Exercise data =
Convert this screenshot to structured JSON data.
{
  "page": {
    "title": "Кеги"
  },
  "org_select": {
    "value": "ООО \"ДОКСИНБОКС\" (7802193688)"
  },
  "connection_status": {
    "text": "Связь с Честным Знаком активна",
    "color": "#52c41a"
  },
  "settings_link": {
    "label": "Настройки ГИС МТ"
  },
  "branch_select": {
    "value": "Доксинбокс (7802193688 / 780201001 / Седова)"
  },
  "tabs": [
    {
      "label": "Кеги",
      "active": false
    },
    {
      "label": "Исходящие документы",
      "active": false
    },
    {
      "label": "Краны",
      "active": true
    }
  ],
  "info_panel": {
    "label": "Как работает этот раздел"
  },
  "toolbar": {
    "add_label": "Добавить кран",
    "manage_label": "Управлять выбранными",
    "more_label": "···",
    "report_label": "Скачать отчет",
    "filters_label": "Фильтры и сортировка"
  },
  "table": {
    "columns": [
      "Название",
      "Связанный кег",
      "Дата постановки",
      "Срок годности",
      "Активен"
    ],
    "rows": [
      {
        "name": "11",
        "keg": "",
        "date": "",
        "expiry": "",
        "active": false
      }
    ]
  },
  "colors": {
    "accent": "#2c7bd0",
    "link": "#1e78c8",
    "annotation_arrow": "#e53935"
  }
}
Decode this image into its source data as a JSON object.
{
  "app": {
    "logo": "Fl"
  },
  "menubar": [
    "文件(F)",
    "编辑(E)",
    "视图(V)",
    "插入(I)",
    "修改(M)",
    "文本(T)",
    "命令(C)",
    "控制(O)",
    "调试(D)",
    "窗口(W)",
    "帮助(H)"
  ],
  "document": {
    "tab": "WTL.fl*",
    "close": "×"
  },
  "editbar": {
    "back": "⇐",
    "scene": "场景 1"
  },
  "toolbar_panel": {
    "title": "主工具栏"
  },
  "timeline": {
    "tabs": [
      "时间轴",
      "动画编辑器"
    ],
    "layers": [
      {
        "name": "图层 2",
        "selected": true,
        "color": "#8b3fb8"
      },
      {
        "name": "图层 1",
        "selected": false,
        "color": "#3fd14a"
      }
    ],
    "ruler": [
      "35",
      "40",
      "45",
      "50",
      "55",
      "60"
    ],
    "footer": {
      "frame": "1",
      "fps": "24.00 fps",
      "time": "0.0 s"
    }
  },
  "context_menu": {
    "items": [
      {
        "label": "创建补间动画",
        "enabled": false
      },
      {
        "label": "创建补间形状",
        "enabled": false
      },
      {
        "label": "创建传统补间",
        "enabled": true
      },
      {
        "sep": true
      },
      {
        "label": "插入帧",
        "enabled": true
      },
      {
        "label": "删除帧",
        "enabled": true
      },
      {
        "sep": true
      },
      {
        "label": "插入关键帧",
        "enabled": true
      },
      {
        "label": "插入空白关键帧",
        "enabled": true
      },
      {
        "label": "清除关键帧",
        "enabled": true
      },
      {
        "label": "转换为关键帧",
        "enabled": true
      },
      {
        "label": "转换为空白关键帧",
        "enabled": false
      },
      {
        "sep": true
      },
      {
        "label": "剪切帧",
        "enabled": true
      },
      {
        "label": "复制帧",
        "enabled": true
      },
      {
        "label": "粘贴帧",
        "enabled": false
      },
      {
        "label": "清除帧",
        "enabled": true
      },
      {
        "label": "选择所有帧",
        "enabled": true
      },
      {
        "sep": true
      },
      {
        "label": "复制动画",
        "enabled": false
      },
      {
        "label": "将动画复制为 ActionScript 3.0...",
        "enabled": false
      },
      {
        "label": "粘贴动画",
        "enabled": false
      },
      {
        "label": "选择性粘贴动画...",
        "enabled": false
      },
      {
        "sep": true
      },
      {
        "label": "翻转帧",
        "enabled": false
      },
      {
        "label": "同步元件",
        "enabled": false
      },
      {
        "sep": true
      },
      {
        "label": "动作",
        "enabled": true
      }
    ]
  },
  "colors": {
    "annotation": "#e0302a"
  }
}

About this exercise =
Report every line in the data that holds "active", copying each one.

Response to the task =
      "active": false
      "active": false
      "active": true
        "active": false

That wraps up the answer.